More fun working with Microsoft 365 tools and working from home in a positive way? That’s possible. Set up a community with a group of internal heroes and get started. Internal heroes are the pioneers (often started from IT, HR or communication) and fortunately also more often from other layers and different teams.
The internal heroes lead the way and are the innovators. They are there to move the others to walk with them. Maybe you’re an internal hero yourself, or you immediately think of that one internal hero who craves a community, to share, learn and pass.
That’s why in this blog we give four power tips that help you create a successful community.
So a community is build with internal heroes. After all, this group is very passionate about the Microsoft 365 tools that make life easier. And once one single internal hero is enthusiastic, he’ll be able to enthuse at least three other people outside the community. Then the skills stain out across the entire organization. And that’s the goal. But first things first..
Step 1: Point an internal hero as a community leader to A community needs a point of contact, someone who not only wants it but that you know can do the same.

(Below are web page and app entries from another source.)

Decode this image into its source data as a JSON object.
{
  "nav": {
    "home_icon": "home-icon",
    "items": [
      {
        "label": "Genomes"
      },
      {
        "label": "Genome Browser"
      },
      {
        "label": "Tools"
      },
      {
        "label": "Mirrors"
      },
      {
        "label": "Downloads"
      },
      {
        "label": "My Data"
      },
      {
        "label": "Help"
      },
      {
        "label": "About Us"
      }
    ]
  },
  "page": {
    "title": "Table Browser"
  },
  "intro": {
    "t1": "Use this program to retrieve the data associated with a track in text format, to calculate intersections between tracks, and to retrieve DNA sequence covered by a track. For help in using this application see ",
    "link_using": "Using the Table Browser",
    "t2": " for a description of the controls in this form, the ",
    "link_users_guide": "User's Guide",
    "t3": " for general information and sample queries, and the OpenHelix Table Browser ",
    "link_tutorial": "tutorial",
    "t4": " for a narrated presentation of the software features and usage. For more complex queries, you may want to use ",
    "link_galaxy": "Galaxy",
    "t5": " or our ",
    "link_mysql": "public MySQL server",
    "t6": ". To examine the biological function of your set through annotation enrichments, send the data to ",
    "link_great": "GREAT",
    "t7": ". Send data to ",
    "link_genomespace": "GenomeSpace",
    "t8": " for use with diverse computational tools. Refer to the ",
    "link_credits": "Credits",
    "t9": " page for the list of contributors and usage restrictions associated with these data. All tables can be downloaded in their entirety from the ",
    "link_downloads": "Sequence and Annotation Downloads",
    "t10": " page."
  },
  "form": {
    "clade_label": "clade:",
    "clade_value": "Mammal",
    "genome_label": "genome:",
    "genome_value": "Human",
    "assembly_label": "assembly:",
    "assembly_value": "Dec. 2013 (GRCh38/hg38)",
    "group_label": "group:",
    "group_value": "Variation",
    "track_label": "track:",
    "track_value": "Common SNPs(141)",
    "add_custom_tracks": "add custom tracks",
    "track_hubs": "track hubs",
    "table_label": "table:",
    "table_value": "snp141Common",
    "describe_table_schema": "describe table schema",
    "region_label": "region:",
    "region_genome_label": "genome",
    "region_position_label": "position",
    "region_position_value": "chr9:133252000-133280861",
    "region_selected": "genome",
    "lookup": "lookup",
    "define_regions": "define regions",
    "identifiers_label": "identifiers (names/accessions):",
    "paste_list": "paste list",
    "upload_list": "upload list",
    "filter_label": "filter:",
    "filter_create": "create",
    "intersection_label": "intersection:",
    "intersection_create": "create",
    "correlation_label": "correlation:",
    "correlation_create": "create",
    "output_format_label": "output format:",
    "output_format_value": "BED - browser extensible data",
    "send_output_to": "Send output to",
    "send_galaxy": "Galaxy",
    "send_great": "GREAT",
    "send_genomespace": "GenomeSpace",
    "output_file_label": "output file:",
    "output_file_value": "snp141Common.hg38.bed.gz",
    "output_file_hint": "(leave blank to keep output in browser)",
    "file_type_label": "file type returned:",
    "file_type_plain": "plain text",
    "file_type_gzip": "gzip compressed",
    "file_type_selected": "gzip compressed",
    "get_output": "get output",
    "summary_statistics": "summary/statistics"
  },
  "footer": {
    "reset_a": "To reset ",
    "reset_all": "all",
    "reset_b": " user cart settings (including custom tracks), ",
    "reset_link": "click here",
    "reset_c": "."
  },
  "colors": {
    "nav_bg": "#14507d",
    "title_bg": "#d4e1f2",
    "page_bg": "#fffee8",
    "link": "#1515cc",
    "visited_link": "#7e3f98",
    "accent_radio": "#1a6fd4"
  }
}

So that’s the first step. Who wants to be the point of contact? Hands? Make sure this is someone who can build a good bridge between the organization and the IT department. Think of someone of communication or a functional administrator. Someone who knows the lines can later bring improvement opportunities and improvement risks to the attention. The community leader is the driving force and the’pusher’of the group. In the first period, this person will spend a lot of time inspiring and enthusing the heroes. So keep this in mind. It pays itself back twice after that.

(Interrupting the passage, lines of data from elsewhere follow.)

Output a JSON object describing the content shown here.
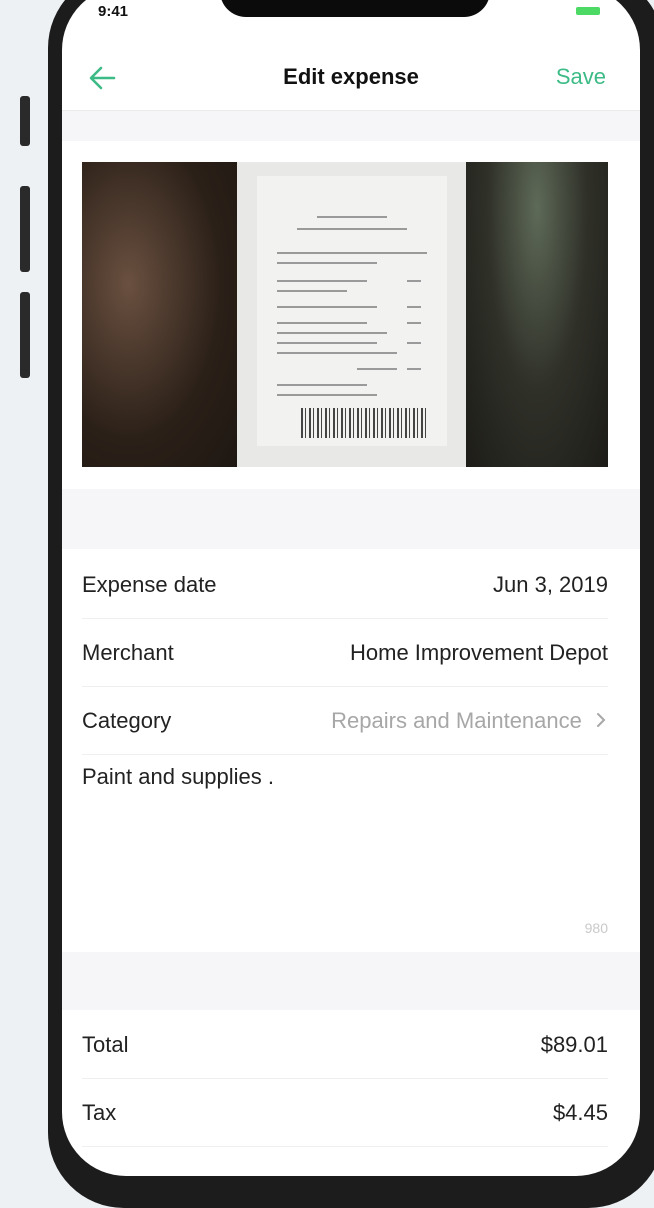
{
  "status": {
    "time": "9:41"
  },
  "nav": {
    "title": "Edit expense",
    "save_label": "Save"
  },
  "fields": [
    {
      "label": "Expense date",
      "value": "Jun 3, 2019"
    },
    {
      "label": "Merchant",
      "value": "Home Improvement Depot"
    },
    {
      "label": "Category",
      "value": "Repairs and Maintenance"
    }
  ],
  "notes": {
    "text": "Paint and supplies .",
    "counter": "980"
  },
  "totals": [
    {
      "label": "Total",
      "value": "$89.01"
    },
    {
      "label": "Tax",
      "value": "$4.45"
    }
  ],
  "colors": {
    "accent": "#3dbb86",
    "battery": "#4cd964"
  },
  "icons": {
    "back": "arrow-left-icon",
    "category_chevron": "chevron-right-icon"
  }
}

Step 2: Make the heroes visible The most frequently asked question about Workspace Heroes is: how do I recognize the internal hero? That’s why we share a profile, and always several colleagues are recognized in it. And once these innovators are found, you’ll get to work. We recommend at least one internal hero per team, but the more souls the more joy! Is everyone gathered? make sure the group is visible to the other colleagues. Of course, internal heroes don’t become heroes until they help someone. So get started. Let them make themselves known in their own group, by creating a special photo in their Office 365 profile. By starting with this, you immediately start sharing knowledge!
Step 3: Develop, support and guide The heroes lead the way, they are the driving force so ask them what skills they need? But also, what do you think as an organization is important to implement and connect this? How much time and space do they have from their management? Keep these needs on the same page, because fun and enthusiasm are the key to making the community a success. Therefore, it continuously offers various forms of learning and support. Make it a personal and appropriate learning path. No hero is the same. Diversity in knowledge and skills are present in this group and important for the digital innovation in your organization.
Step 4: Take and give (them) time Patience is a clean thing: each change takes time, on average 28 days. Therefore, cut the changes into small pieces so that it becomes manageable and lingers better. So give the internal heroes time in addition to the day-to-day work. With one hour a week you can get far! Give time and you’ll definitely get something in return.
Bonus tip: First management We see a lot that our heroes have little time available to get themselves into their roles or perform their roles. Partly for this matter organize a management commitment and let them express the importance. Because about half of the heroes drop out if the management does not sufficiently support the role and the added value remains unclear. From the management commitment, determine how much time the hero needs to acquire his own knowledge on the one hand and on the other hand to support the colleagues or improvement initiatives.
If you have any questions, send an email to: firstname.lastname@example.org A lot of fun!